His paintings have been exhibited in galleries and museums around the world, and his murals can be seen in the Denver Museum of Natural History, the New Bedford Whaling Museum in Massachusetts,[2] and Whaleworld, a museum in Albany, Western Australia. He is the author of more than 100 magazine articles, which have appeared in National Geographic, Natural History, Audubon, Curator, National Wildlife, Geo, Australian Geographic, and Reader's Digest. He has written 23 books, including The Book of Sharks, The Book of Whales, Dolphins and Porpoises, Men and Whales, Great White Shark (with John McCosker), Encyclopedia of the Sea, Aquagenesis: The Origin and Evolution of Life in the Sea, Deep Atlantic, Monsters of the Sea, Imagining Atlantis, The Search for the Giant Squid, Tiger Bone & Rhino Horn, No Turning Back: The Life and Death of Animal Species, Sea Dragons: Predators of Prehistoric Seas, Tuna,[3] The Empty Ocean, and Swordfish: A Biography of the Ocean Gladiator. On Thin Ice looks into the changing world of polar bears and highlights their problems caused by global warming and disappearing Arctic ice.[4] In 2011 the University Press of Kansas published The Great Sperm Whale: A Natural History of the Ocean's Most Magnificent and Mysterious Creature. Richard Ellis curated a show on sharks in art for the Fort Lauderdale Art Museum, from May 2012 to January 2013.[5]

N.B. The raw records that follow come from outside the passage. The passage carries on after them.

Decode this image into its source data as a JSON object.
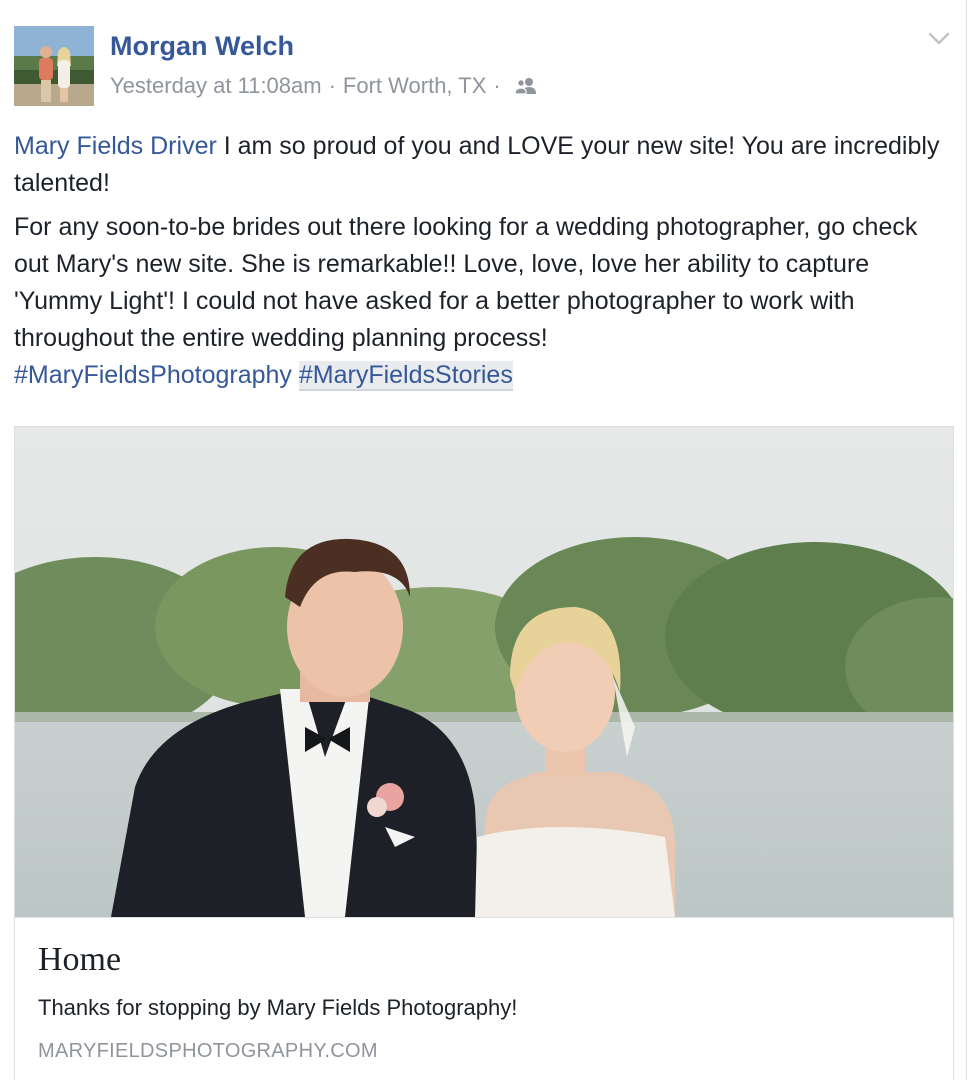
{
  "post": {
    "author": "Morgan Welch",
    "timestamp": "Yesterday at 11:08am",
    "location": "Fort Worth, TX",
    "separator": "·",
    "audience_icon": "friends-icon",
    "menu_icon": "chevron-down-icon",
    "paragraph1": {
      "mention": "Mary Fields Driver",
      "text": " I am so proud of you and LOVE your new site! You are incredibly talented!"
    },
    "paragraph2": {
      "text": "For any soon-to-be brides out there looking for a wedding photographer, go check out Mary's new site. She is remarkable!! Love, love, love her ability to capture 'Yummy Light'! I could not have asked for a better photographer to work with throughout the entire wedding planning process!",
      "hashtag1": "#MaryFieldsPhotography",
      "hashtag2": "#MaryFieldsStories"
    }
  },
  "link_preview": {
    "image_icon": "wedding-photo",
    "title": "Home",
    "description": "Thanks for stopping by Mary Fields Photography!",
    "domain": "MARYFIELDSPHOTOGRAPHY.COM"
  },
  "colors": {
    "link_blue": "#365899",
    "meta_gray": "#90949c",
    "text": "#1d2129",
    "border": "#dddfe2"
  }
}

ReferencesEdit

  1. ^ "Whale trainer death tied to mating, isolation". NBC News. February 25, 2010. Retrieved September 20, 2016.

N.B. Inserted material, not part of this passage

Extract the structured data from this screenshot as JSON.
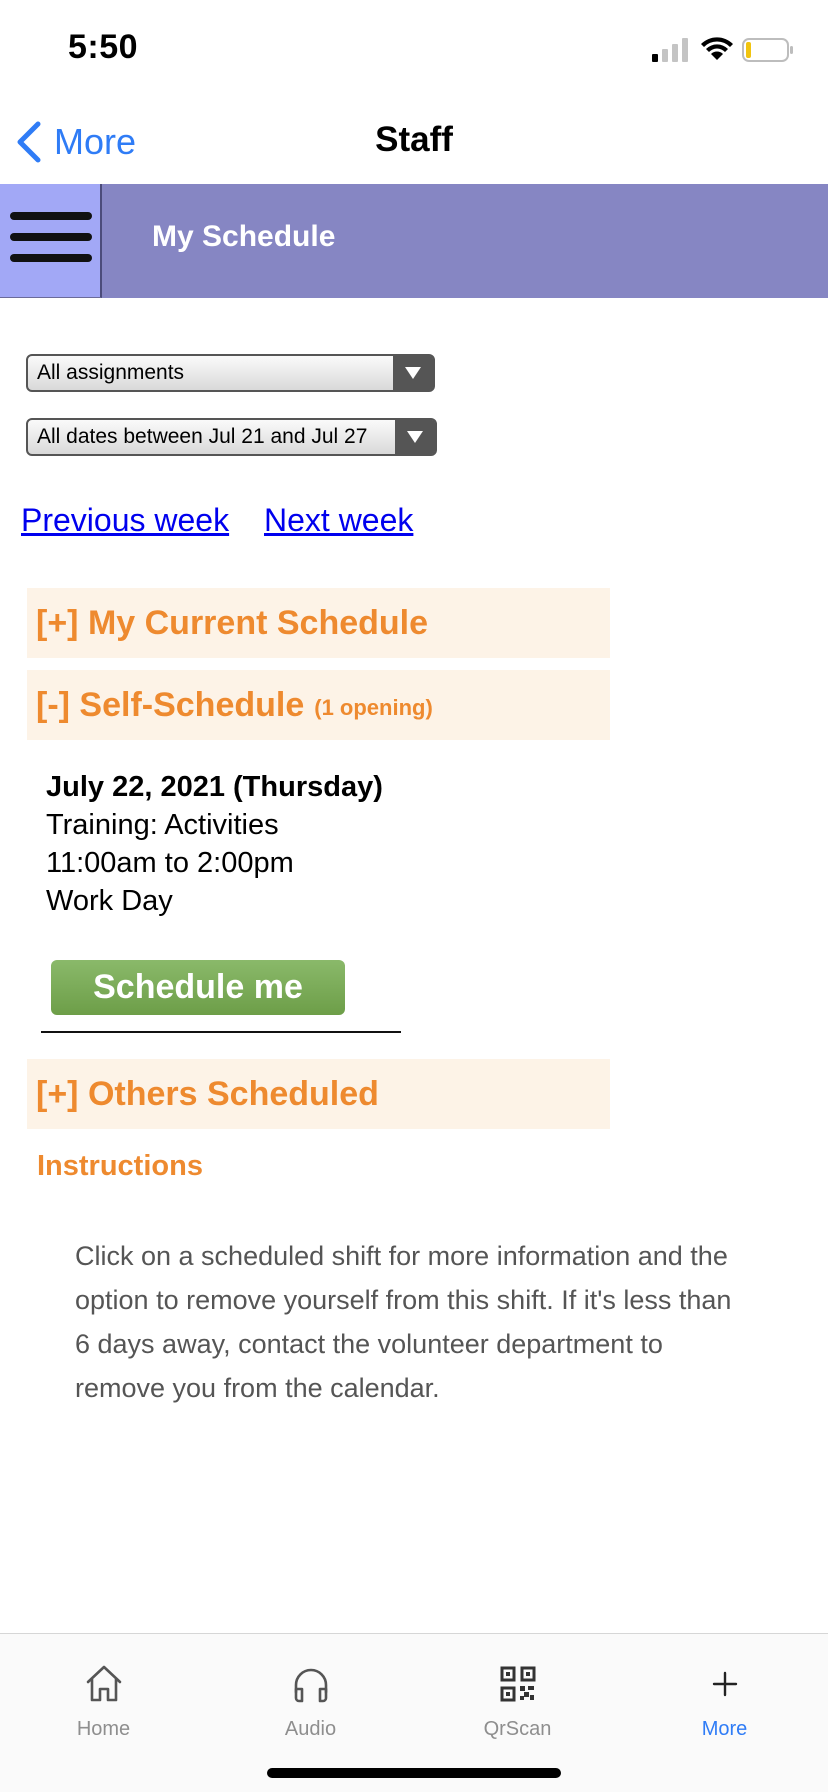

  2. ^ "Whaling museum offers 24-hour Moby Dick reading". Providence Journal (Mass. ed.). January 2, 1998. p. C.04.
  3. ^ Warshof, Jason (July 22, 2008). "Enjoy the tour, and please don't lick the tuna". The San Francisco Chronicle.
  4. ^ 4:00 PM ET (November 22, 2009). "Author: Polar Bears Are 'On Thin Ice'". NPR. Retrieved September 20, 2016.
  5. ^ "SHARK, the newest exhibition at the Museum of Art Ft Lauderdale". Starmark. January 6, 2013. Retrieved September 20, 2016.

External linksEdit